Data about app and page elements:

((

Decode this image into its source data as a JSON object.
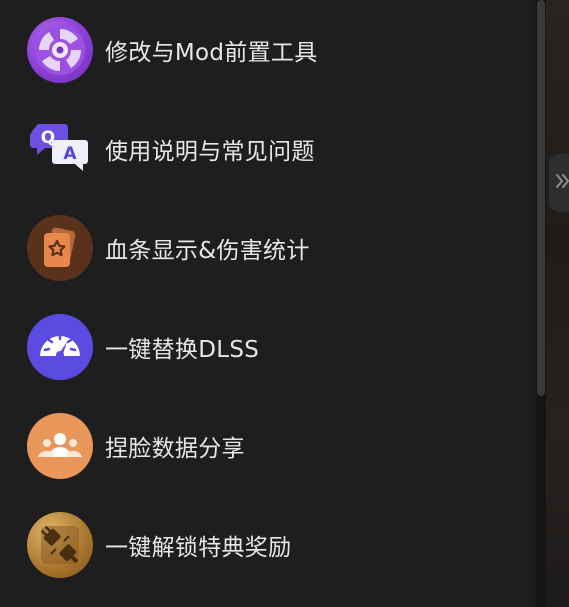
{
  "menu": {
    "items": [
      {
        "label": "修改与Mod前置工具",
        "icon": "mod-tool-icon",
        "color": "#8a3fd6"
      },
      {
        "label": "使用说明与常见问题",
        "icon": "qa-icon",
        "color": "#6a4fe0"
      },
      {
        "label": "血条显示&伤害统计",
        "icon": "card-star-icon",
        "color": "#6b3a1e"
      },
      {
        "label": "一键替换DLSS",
        "icon": "speedometer-icon",
        "color": "#5f4de0"
      },
      {
        "label": "捏脸数据分享",
        "icon": "people-icon",
        "color": "#e89a5c"
      },
      {
        "label": "一键解锁特典奖励",
        "icon": "unlock-plug-icon",
        "color": "#a8742b"
      }
    ]
  },
  "collapse_toggle": {
    "icon": "double-chevron-right-icon"
  }
}
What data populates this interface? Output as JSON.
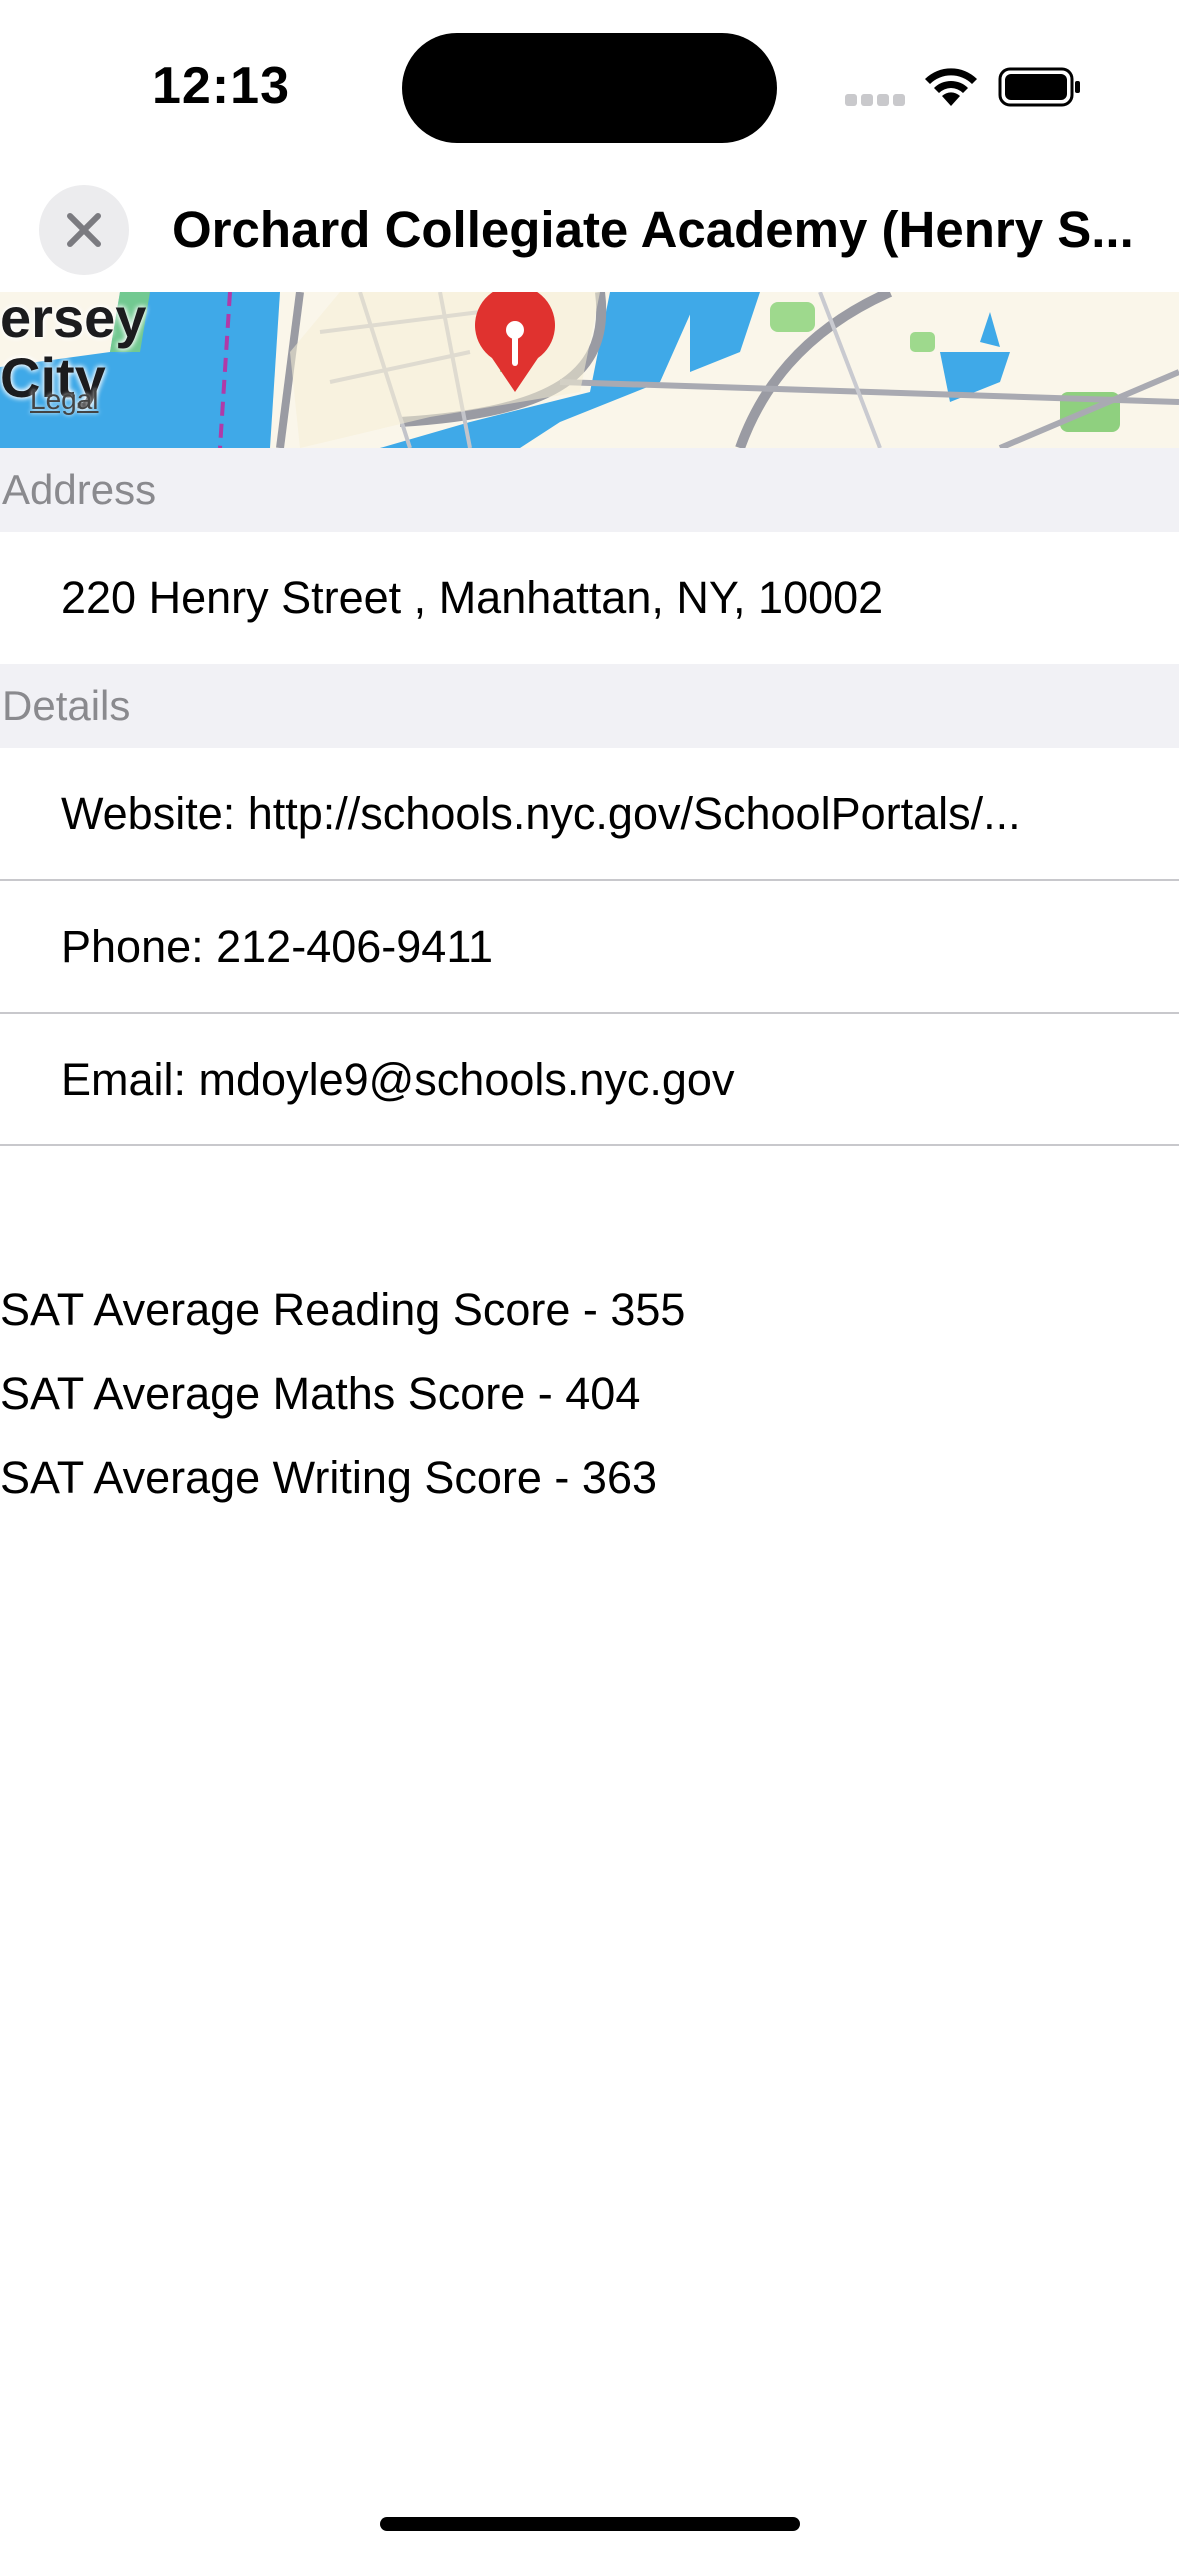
{
  "status_bar": {
    "time": "12:13",
    "icons": [
      "cellular-signal-icon",
      "wifi-icon",
      "battery-icon"
    ]
  },
  "nav": {
    "close_icon": "close-icon",
    "title": "Orchard Collegiate Academy (Henry S..."
  },
  "map": {
    "city_label": "ersey\nCity",
    "legal_label": "Legal",
    "pin_icon": "map-pin-icon"
  },
  "address_section": {
    "header": "Address",
    "address": "220 Henry Street , Manhattan, NY, 10002"
  },
  "details_section": {
    "header": "Details",
    "website": "Website: http://schools.nyc.gov/SchoolPortals/...",
    "phone": "Phone: 212-406-9411",
    "email": "Email: mdoyle9@schools.nyc.gov"
  },
  "sat_scores": {
    "reading": "SAT Average Reading Score - 355",
    "maths": "SAT Average Maths Score - 404",
    "writing": "SAT Average Writing Score - 363"
  },
  "colors": {
    "section_header_bg": "#f1f1f5",
    "section_header_text": "#8a8a8e",
    "divider": "#c8c8cc",
    "pin_red": "#e0322f",
    "water_blue": "#3fa9e8"
  }
}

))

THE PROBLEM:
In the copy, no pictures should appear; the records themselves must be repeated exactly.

YOUR RESPONSE:
Decode this image into its source data as a JSON object.
{
  "menu": {
    "items": [
      {
        "label": "修改与Mod前置工具",
        "icon": "mod-tool-icon",
        "color": "#8a3fd6"
      },
      {
        "label": "使用说明与常见问题",
        "icon": "qa-icon",
        "color": "#6a4fe0"
      },
      {
        "label": "血条显示&伤害统计",
        "icon": "card-star-icon",
        "color": "#6b3a1e"
      },
      {
        "label": "一键替换DLSS",
        "icon": "speedometer-icon",
        "color": "#5f4de0"
      },
      {
        "label": "捏脸数据分享",
        "icon": "people-icon",
        "color": "#e89a5c"
      },
      {
        "label": "一键解锁特典奖励",
        "icon": "unlock-plug-icon",
        "color": "#a8742b"
      }
    ]
  },
  "collapse_toggle": {
    "icon": "double-chevron-right-icon"
  }
}
What data populates this interface? Output as JSON.
{
  "status_bar": {
    "time": "12:13",
    "icons": [
      "cellular-signal-icon",
      "wifi-icon",
      "battery-icon"
    ]
  },
  "nav": {
    "close_icon": "close-icon",
    "title": "Orchard Collegiate Academy (Henry S..."
  },
  "map": {
    "city_label": "ersey\nCity",
    "legal_label": "Legal",
    "pin_icon": "map-pin-icon"
  },
  "address_section": {
    "header": "Address",
    "address": "220 Henry Street , Manhattan, NY, 10002"
  },
  "details_section": {
    "header": "Details",
    "website": "Website: http://schools.nyc.gov/SchoolPortals/...",
    "phone": "Phone: 212-406-9411",
    "email": "Email: mdoyle9@schools.nyc.gov"
  },
  "sat_scores": {
    "reading": "SAT Average Reading Score - 355",
    "maths": "SAT Average Maths Score - 404",
    "writing": "SAT Average Writing Score - 363"
  },
  "colors": {
    "section_header_bg": "#f1f1f5",
    "section_header_text": "#8a8a8e",
    "divider": "#c8c8cc",
    "pin_red": "#e0322f",
    "water_blue": "#3fa9e8"
  }
}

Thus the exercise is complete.